When, therefore, this court adjudges, as it does now adjudge, that Congress cannot impose a duty or tax upon personal property, or upon income arising either from rents of real estate or from personal property, including invested personal property, bonds, stocks, and investments of all kinds, except by apportioning the sum to be so raised among the States according to population, it practically decides that, without an amendment of the Constitution — two-thirds of both Houses of Congress and three-fourths of the States concurring — such property and incomes can never be made to contribute to the support of the national government.
This exacerbated widespread concern that the wealthiest Americans were amassing too much economic power.
Support for the income tax was strongest in the South and West and opposition was strongest in the Northeast. At the time, tariffs were the main source of income for the federal government, and the industrial Northeast favored the protection against foreign competition that high tariffs provided. Fans of the new U.S. empire supported income taxes as well because a modern military required more money. (Indiana ratified the amendment on January 30, 1911). The amendment was ratified by the requisite number of states on February 3, 1913.
In foreign affairs, Taft was fairly lawyerly in his approach — preferring arbitration and negotiation to much in the way of muscle flexing. He favored avoiding much involvement in European affairs except to promote commerce. In the Western Hemisphere, he favored continuation of the Monroe Doctrine and use of force if necessary to keep Europeans out of American affairs. In particular, the Panama Canal — which was under construction during his term — was a central focus. Due to his involvement with the Philippines, Taft was also more interested than his predecessors in the Far East. The Chinese Revolution of 1911 overthrew the Manchu Dynasty and replaced it with Sun Yat Sen and the Republic of China. Taft was slow to recognize the new government but moved in that direction prior to the end of his term.

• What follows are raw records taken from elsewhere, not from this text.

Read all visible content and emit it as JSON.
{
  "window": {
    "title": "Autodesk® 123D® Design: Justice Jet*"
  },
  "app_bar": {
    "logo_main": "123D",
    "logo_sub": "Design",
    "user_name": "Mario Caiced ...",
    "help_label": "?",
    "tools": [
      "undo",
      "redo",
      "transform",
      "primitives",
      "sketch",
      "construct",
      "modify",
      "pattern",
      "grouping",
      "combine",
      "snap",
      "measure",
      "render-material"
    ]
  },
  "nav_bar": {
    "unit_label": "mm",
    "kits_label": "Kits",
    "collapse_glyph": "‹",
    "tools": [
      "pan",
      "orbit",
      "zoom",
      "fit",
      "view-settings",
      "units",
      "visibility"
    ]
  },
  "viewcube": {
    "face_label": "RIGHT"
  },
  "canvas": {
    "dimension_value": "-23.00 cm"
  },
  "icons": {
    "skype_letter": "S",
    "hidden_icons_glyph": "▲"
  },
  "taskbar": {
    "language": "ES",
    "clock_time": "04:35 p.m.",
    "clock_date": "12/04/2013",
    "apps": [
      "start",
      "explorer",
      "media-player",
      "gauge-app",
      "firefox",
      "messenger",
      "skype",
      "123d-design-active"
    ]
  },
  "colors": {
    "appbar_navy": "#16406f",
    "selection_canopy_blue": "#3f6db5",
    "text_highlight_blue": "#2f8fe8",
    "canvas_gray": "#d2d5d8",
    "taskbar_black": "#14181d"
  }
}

Remarkably, Taft in his four year term appointed *six* Supreme Court Justices. In other respects, however, Taft’s domestic policy pretty consistently lived in the shadow of Roosevelt’s. Roosevelt disappeared into Africa on a massive safari for a year. When he returned, the relationship between the two men had cooled. Taft went his own way on a number of issues and, when issues spilled over from the Roosevelt administration into the Taft years, Taft was not necessarily careful to avoid finger pointing.
By the time the end of Taft’s term was approaching, Roosevelt was restless and chafing at Taft’s departures from his policies. Roosevelt claimed that Taft was not a Progressive but was, instead, following policies from the Gilded Age. Roosevelt dominated the states that used the relatively new primary system to choose delegates. But Taft controlled the party machinery and did well in the states that used a convention system. At the convention, Roosevelt, with his usual humility told supporters, ““we stand at Armageddon, and we battle for the Lord.” Roosevelt was unsuccessful at challenging some of the convention delegates and, consequently, would not be able to win the nomination. Roosevelt bolted the party, and he and his supporters formed the Progressive Party.
With the party fractured, neither Roosevelt nor Taft stood much of a chance. Wilson saw Roosevelt as the bigger electoral threat, and the incumbent President was largely ignored in his re-election campaign. The Republicans that year won only Utah and Vermont. The Progressives won Washington, California, South Dakota, Minnesota, and Michigan. Wilson won 435 of the 531 electoral votes, and Democrats took control of the House and Senate.
Next time: Governor James Mount (also: the relationship between bicycles and sound money.)